(3) the offense did not result in death or serious bodily injury to any person;
(4) the defendant was not an organizer, leader, manager, or supervisor of others in the offense, as determined under the sentencing guidelines and was not engaged in a continuing criminal enterprise, as defined in section 408 of the Controlled Substances Act; and
(5) not later than the time of the sentencing hearing, the defendant has truthfully provided to the Government all information and evidence the defendant has concerning the offense or offenses that were part of the same course of conduct or of a common scheme or plan, but the fact that the defendant has no relevant or useful other information to provide or that the Government is already aware of the information shall not preclude a determination by the court that the defendant has complied with this requirement.
18 U.S.C. § 3553(f).3 See also United States v. Acosta-Olivas, 71 F.3d 375, 377 (10th Cir. 1995).

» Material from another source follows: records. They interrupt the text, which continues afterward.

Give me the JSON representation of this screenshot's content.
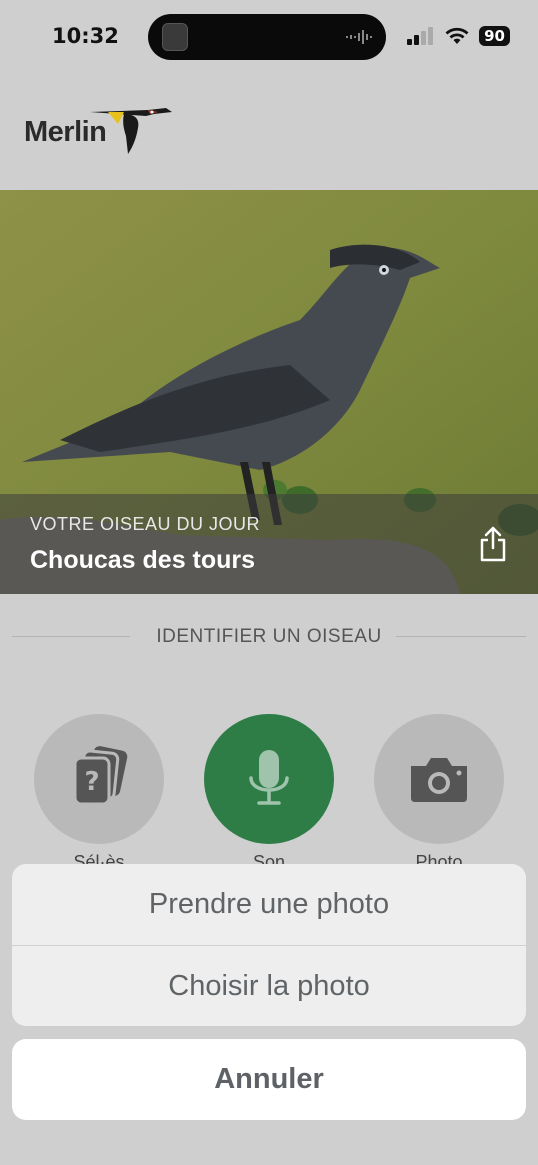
{
  "status_bar": {
    "time": "10:32",
    "battery": "90"
  },
  "header": {
    "logo_text": "Merlin"
  },
  "hero": {
    "label": "VOTRE OISEAU DU JOUR",
    "bird_name": "Choucas des tours"
  },
  "identify": {
    "title": "IDENTIFIER UN OISEAU",
    "buttons": [
      {
        "icon": "question-cards-icon",
        "label": "Sél·ès"
      },
      {
        "icon": "microphone-icon",
        "label": "Son"
      },
      {
        "icon": "camera-icon",
        "label": "Photo"
      }
    ]
  },
  "action_sheet": {
    "options": [
      "Prendre une photo",
      "Choisir la photo"
    ],
    "cancel": "Annuler"
  },
  "colors": {
    "accent_green": "#2e7d47",
    "overlay_grey": "#cfcfcf"
  }
}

At sentencing, the district court found that in refusing to provide the government with all of the details of his drug transactions, Mr. Zarate had failed to comply with the fifth requirement of § 3553(f). Consequently, the court declined to depart from the guideline range. The district court's specific conclusion the defendant is or is not eligible for relief under § 3553(f) is reviewed for clear error. Acosta-Olivas, 71 F.3d at 378 n. 3; United States v. Rodriguez, 69 F.3d 136, 144 (7th Cir. 1995).

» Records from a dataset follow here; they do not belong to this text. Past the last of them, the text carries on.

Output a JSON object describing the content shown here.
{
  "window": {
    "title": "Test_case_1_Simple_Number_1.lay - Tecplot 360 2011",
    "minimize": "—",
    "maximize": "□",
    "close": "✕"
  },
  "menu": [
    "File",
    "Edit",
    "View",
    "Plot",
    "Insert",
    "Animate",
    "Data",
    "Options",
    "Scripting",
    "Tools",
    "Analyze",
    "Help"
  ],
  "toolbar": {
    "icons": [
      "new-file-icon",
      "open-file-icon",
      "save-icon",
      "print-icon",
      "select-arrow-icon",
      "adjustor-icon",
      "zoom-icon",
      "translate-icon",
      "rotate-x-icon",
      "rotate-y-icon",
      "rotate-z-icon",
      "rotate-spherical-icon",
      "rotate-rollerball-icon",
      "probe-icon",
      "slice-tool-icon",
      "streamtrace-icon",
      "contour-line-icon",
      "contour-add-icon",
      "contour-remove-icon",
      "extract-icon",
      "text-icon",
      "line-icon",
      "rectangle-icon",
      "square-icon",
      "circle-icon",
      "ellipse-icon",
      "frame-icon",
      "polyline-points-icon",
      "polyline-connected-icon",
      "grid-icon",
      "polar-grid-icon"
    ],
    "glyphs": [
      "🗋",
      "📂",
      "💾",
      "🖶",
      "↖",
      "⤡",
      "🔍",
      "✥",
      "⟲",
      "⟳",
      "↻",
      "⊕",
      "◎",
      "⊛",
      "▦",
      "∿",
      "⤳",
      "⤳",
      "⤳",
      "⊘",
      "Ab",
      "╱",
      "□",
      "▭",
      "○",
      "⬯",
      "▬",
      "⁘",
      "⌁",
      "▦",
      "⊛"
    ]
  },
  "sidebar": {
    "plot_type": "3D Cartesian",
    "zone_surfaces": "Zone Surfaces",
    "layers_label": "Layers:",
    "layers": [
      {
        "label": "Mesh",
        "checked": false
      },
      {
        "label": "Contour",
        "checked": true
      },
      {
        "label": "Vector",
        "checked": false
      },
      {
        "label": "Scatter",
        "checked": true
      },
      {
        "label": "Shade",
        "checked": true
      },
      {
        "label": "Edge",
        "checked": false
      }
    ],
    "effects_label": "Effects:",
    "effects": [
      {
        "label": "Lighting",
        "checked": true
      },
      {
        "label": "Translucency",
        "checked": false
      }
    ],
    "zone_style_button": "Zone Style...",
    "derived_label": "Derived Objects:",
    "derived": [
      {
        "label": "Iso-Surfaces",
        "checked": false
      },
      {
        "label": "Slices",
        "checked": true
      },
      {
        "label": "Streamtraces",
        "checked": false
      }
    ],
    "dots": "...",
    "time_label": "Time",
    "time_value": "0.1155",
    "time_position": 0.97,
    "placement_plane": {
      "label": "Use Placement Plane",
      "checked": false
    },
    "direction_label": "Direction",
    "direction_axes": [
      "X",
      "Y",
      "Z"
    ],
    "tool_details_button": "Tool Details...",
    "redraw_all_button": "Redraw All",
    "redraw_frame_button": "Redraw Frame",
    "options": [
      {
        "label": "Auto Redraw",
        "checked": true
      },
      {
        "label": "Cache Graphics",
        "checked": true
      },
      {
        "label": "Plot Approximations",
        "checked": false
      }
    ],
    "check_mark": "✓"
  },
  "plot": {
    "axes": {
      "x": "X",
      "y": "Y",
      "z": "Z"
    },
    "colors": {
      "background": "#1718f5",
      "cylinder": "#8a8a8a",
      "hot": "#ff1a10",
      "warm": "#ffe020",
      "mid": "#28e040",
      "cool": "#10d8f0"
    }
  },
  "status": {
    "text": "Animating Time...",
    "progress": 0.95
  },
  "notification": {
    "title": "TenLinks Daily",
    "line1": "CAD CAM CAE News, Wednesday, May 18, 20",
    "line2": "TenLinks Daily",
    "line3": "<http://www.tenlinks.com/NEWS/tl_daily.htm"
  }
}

Section 3553(f) requires disclosure of "everything [defendant] knows about his own actions and those of his co-conspirators." Acosta-Olivas, 71 F.3d at 378. See Rodriguez, 69 F.3d at 143 (affirming district court's conclusion defendant was ineligible for § 3553(f) reduction because "he produced no information concerning the offense"); United States v. Wrenn, 66 F.3d 1, 3 (1st Cir. 1995) (affirming district court's denial of § 3553(f) relief because defendant "did not provide the government with all of the information and evidence he had concerning the very crime to which he pleaded guilty ... [and] supplied nary a name to the government").

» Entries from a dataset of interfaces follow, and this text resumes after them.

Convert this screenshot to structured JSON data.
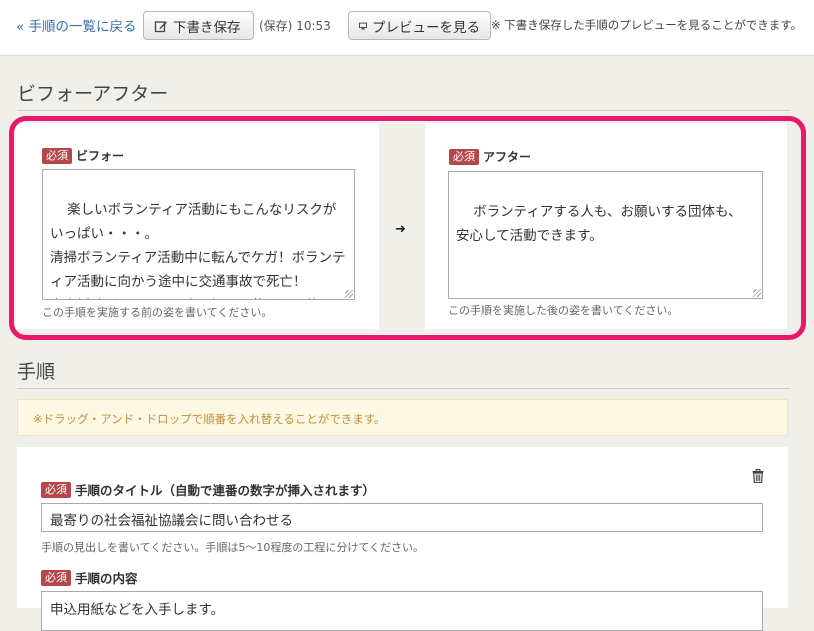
{
  "toolbar": {
    "back_link": "« 手順の一覧に戻る",
    "draft_button": "下書き保存",
    "saved_status": "(保存) 10:53",
    "preview_button": "プレビューを見る",
    "preview_note": "※ 下書き保存した手順のプレビューを見ることができます。"
  },
  "before_after": {
    "section_title": "ビフォーアフター",
    "required_badge": "必須",
    "before": {
      "label": "ビフォー",
      "value": "楽しいボランティア活動にもこんなリスクがいっぱい・・・。\n清掃ボランティア活動中に転んでケガ！ボランティア活動に向かう途中に交通事故で死亡！\n家事援助ボランティア中、誤って花びんを落として破損！",
      "help": "この手順を実施する前の姿を書いてください。"
    },
    "after": {
      "label": "アフター",
      "value": "ボランティアする人も、お願いする団体も、安心して活動できます。",
      "help": "この手順を実施した後の姿を書いてください。"
    },
    "arrow_icon": "arrow-right-icon",
    "highlight_color": "#e8186a"
  },
  "procedure": {
    "section_title": "手順",
    "notice": "※ドラッグ・アンド・ドロップで順番を入れ替えることができます。",
    "required_badge": "必須",
    "step": {
      "title_label": "手順のタイトル（自動で連番の数字が挿入されます）",
      "title_value": "最寄りの社会福祉協議会に問い合わせる",
      "title_help": "手順の見出しを書いてください。手順は5〜10程度の工程に分けてください。",
      "content_label": "手順の内容",
      "content_value": "申込用紙などを入手します。"
    }
  },
  "colors": {
    "badge": "#b3474a",
    "link": "#3a6fae",
    "notice_text": "#c0913a"
  }
}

Here, three agents testified at the sentencing hearing that Mr. Zarate had failed to fully disclose particular details of his drug operation including the name of his courier and of his contact in Oklahoma City. The agents stated that based on their experience they believed Mr. Zarate had lied or been purposefully evasive in response to certain inquiries. Mr. Zarate defends his limited cooperation on the ground that complete disclosure would have endangered his life, arguing a statute requiring that level of sacrifice contravenes public policy. He cites no authority for this proposition, and we have found none in the case law of this or any other circuit. Indeed, acceptance of Mr. Zarate's argument would seem to contravene the purpose of the statute, not public policy. If Mr. Zarate chooses not to divulge names of his drug couriers or contacts because he suspects his colleagues-in-crime may be less than supportive of his decision, he is entitled to remain silent; but, he is no longer entitled to special treatment from the district court. We conclude the district court's determination that Mr. Zarate was ineligible for a sentence reduction under § 3553 is not clearly erroneous.
For the reasons set forth above, we AFFIRM the district court's judgment.
Under the United States Sentencing Guidelines, the primary determinant of the base offense level for drug-related offenses is the quantity of drugs involved in the offense. U.S.S.G. § 2D1.1(a) (3). In determining the quantity of drugs for computing the base offense level, guidelines §§ 1B1.3(a) (2) and 3D1.2(d) require consideration of "all such acts and omissions that were part of the same course of conduct or common scheme or plan as the offense of conviction."
Because we conclude no violation of Mr. Zarate's Fifth Amendment rights occurred, we need not reach the question whether illegally-obtained statements would be admissible at his sentencing hearing under United States v. Jessup, 966 F.2d 1354 (10th Cir. 1992)
The language of § 3553(f) has been adopted verbatim in the United States Sentencing Commission Guidelines Manual at § 5C1.2